Gender-bender festival

If Cian McDonald has children, he doesn’t know what they should call him.

“What will they call me? Mom? Dad? I’m transgender, the third gender. There are no words for that,” McDonald, who requested to be referred to as a “he” for this article, said.

A biological female who will soon have surgery to become a male, McDonald encounters many situations in which the English language restricts gender expression. Receiving questioning looks from strangers in a coffeehouse, filling out job applications that ask for the sex of the applicant, and writing in the third person leave McDonald frustrated with the lack of options language allows for describing McDonald’s gender.

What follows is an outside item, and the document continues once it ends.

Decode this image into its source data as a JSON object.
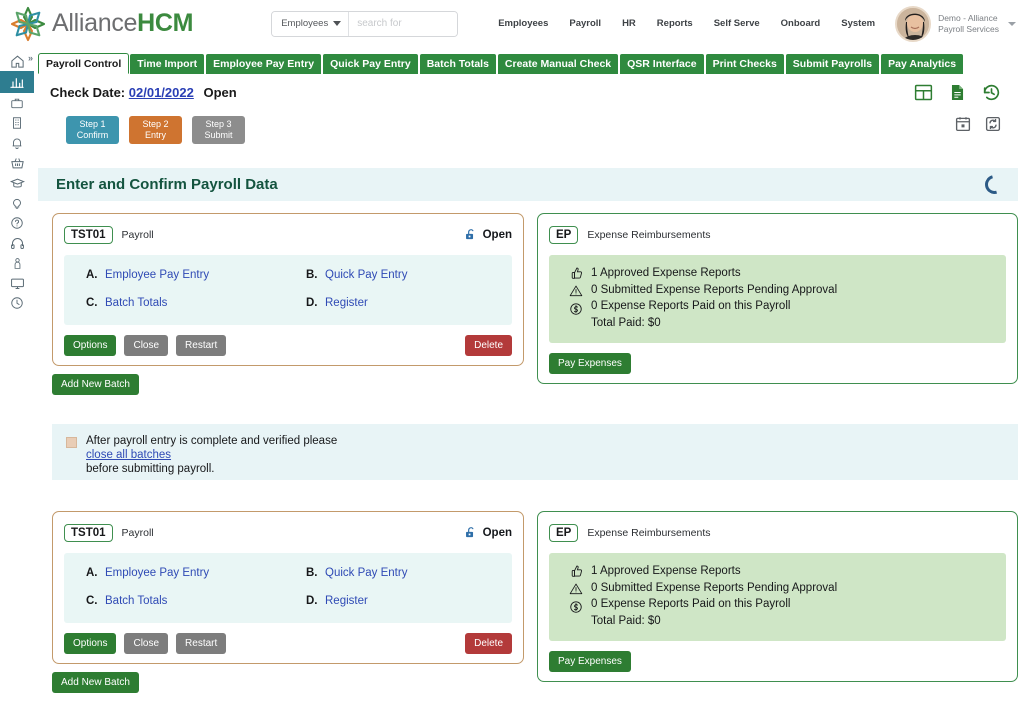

This weekend, McDonald and several others will express themselves through art in the Surrender Your Gender Music and Film Festival at Intermedia Arts.

The festival resulted from a living room discussion led by self-described “queer acoustic/folk/punk” musician Sarah Bishop, a local whose own frustrations fueled initial plans for the festival. McDonald and Molly VanAvery responded to posters and word-of-mouth, and with Bishop coordinated the project through months of planning and fund-raising that included film screenings and music performances this past spring. The result is three days of music, film, discussion and workshops that will question gender roles in society.

McDonald, VanAvery, and Bishop brainstormed most of the activities. The youth workshop “The Day My Tonka Truck Wore a Tiara,” (September 8, 1 p.m.) for instance, was inspired by McDonald’s work as a nanny. The workshop teaches children about gender identity through songs, games and art projects.

“At 18 months I can see the kids begin to be gendered,” he said. “The way they begin to gender themselves and the people around them is so real and tangible. Hopefully [in this workshop] we will be able to see gender identity through the eyes of children.”

Other activities include a workshop called “Barbie, Where’d Your Boobs Go?” (September 8, 1 p.m.)-in which participants create their own Drag King Barbie after sanding off the dolls’ breasts and cutting off their feet- is run by Kate Zemanek, a Texan native who takes her exhibit/workshop to festivals and drag king conventions across the country.

The festival will also feature films and spoken word performances on Friday and Sunday nights, respectively. Performances by All the Pretty Horses, Love Nyala, Coleman Lindberg, and 4D-YKES will provide musical accompaniment on Saturday night.

Bishop, whose musical interests led her to found the queer music label Subtle Ego Records, also used the festival as a platform to introduce the varied group of unknown independent artists to an audience.

“I wanted to provide a space for new and emerging artists to be able to work with more established artists. Independent artists don’t have corporate backing and huge publicity, so I think it’s important to continually contribute to the independent artist community,” Bishop said.

Bishop hopes the diverse group of artists will draw an equally diverse audience to the festival.

“Our goal is to bring as many people together in one space to learn from each other’s experiences,” she said. “If there are audience members that might not meet each other under normal situations, we’re hoping to bring them all together. Kind of have people test people’s comfort zones in order to expand their minds.”